Assignment:
Give back every entry, copied exactly.
Input material START
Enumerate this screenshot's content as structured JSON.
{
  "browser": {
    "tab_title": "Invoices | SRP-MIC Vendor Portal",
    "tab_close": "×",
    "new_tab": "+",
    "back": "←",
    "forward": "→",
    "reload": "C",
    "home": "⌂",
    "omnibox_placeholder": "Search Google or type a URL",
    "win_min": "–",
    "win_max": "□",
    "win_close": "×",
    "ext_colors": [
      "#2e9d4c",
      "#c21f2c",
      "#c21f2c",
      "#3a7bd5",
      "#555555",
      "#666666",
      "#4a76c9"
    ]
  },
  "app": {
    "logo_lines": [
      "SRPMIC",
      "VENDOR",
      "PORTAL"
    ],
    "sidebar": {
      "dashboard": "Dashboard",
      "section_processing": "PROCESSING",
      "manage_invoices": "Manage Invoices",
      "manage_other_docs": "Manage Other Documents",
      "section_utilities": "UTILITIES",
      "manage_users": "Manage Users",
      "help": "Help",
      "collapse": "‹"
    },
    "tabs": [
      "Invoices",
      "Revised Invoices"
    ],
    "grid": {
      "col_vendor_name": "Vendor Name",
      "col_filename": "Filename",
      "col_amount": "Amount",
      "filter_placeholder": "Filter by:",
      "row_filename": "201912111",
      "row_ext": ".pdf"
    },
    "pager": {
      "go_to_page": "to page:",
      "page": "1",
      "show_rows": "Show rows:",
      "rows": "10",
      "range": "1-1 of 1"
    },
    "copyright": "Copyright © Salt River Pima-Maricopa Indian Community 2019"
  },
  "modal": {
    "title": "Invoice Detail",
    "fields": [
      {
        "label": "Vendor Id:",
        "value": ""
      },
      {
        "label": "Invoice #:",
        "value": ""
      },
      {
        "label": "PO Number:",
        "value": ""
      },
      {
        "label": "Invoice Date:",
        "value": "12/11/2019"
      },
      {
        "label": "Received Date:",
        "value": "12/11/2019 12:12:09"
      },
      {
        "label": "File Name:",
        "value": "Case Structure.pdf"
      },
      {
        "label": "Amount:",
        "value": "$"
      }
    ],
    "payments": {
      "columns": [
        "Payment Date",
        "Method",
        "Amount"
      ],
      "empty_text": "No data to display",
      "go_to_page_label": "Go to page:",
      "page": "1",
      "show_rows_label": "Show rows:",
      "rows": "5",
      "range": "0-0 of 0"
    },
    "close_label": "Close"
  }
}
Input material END
Response box:
Enumerate this screenshot's content as structured JSON.
{
  "browser": {
    "tab_title": "Invoices | SRP-MIC Vendor Portal",
    "tab_close": "×",
    "new_tab": "+",
    "back": "←",
    "forward": "→",
    "reload": "C",
    "home": "⌂",
    "omnibox_placeholder": "Search Google or type a URL",
    "win_min": "–",
    "win_max": "□",
    "win_close": "×",
    "ext_colors": [
      "#2e9d4c",
      "#c21f2c",
      "#c21f2c",
      "#3a7bd5",
      "#555555",
      "#666666",
      "#4a76c9"
    ]
  },
  "app": {
    "logo_lines": [
      "SRPMIC",
      "VENDOR",
      "PORTAL"
    ],
    "sidebar": {
      "dashboard": "Dashboard",
      "section_processing": "PROCESSING",
      "manage_invoices": "Manage Invoices",
      "manage_other_docs": "Manage Other Documents",
      "section_utilities": "UTILITIES",
      "manage_users": "Manage Users",
      "help": "Help",
      "collapse": "‹"
    },
    "tabs": [
      "Invoices",
      "Revised Invoices"
    ],
    "grid": {
      "col_vendor_name": "Vendor Name",
      "col_filename": "Filename",
      "col_amount": "Amount",
      "filter_placeholder": "Filter by:",
      "row_filename": "201912111",
      "row_ext": ".pdf"
    },
    "pager": {
      "go_to_page": "to page:",
      "page": "1",
      "show_rows": "Show rows:",
      "rows": "10",
      "range": "1-1 of 1"
    },
    "copyright": "Copyright © Salt River Pima-Maricopa Indian Community 2019"
  },
  "modal": {
    "title": "Invoice Detail",
    "fields": [
      {
        "label": "Vendor Id:",
        "value": ""
      },
      {
        "label": "Invoice #:",
        "value": ""
      },
      {
        "label": "PO Number:",
        "value": ""
      },
      {
        "label": "Invoice Date:",
        "value": "12/11/2019"
      },
      {
        "label": "Received Date:",
        "value": "12/11/2019 12:12:09"
      },
      {
        "label": "File Name:",
        "value": "Case Structure.pdf"
      },
      {
        "label": "Amount:",
        "value": "$"
      }
    ],
    "payments": {
      "columns": [
        "Payment Date",
        "Method",
        "Amount"
      ],
      "empty_text": "No data to display",
      "go_to_page_label": "Go to page:",
      "page": "1",
      "show_rows_label": "Show rows:",
      "rows": "5",
      "range": "0-0 of 0"
    },
    "close_label": "Close"
  }
}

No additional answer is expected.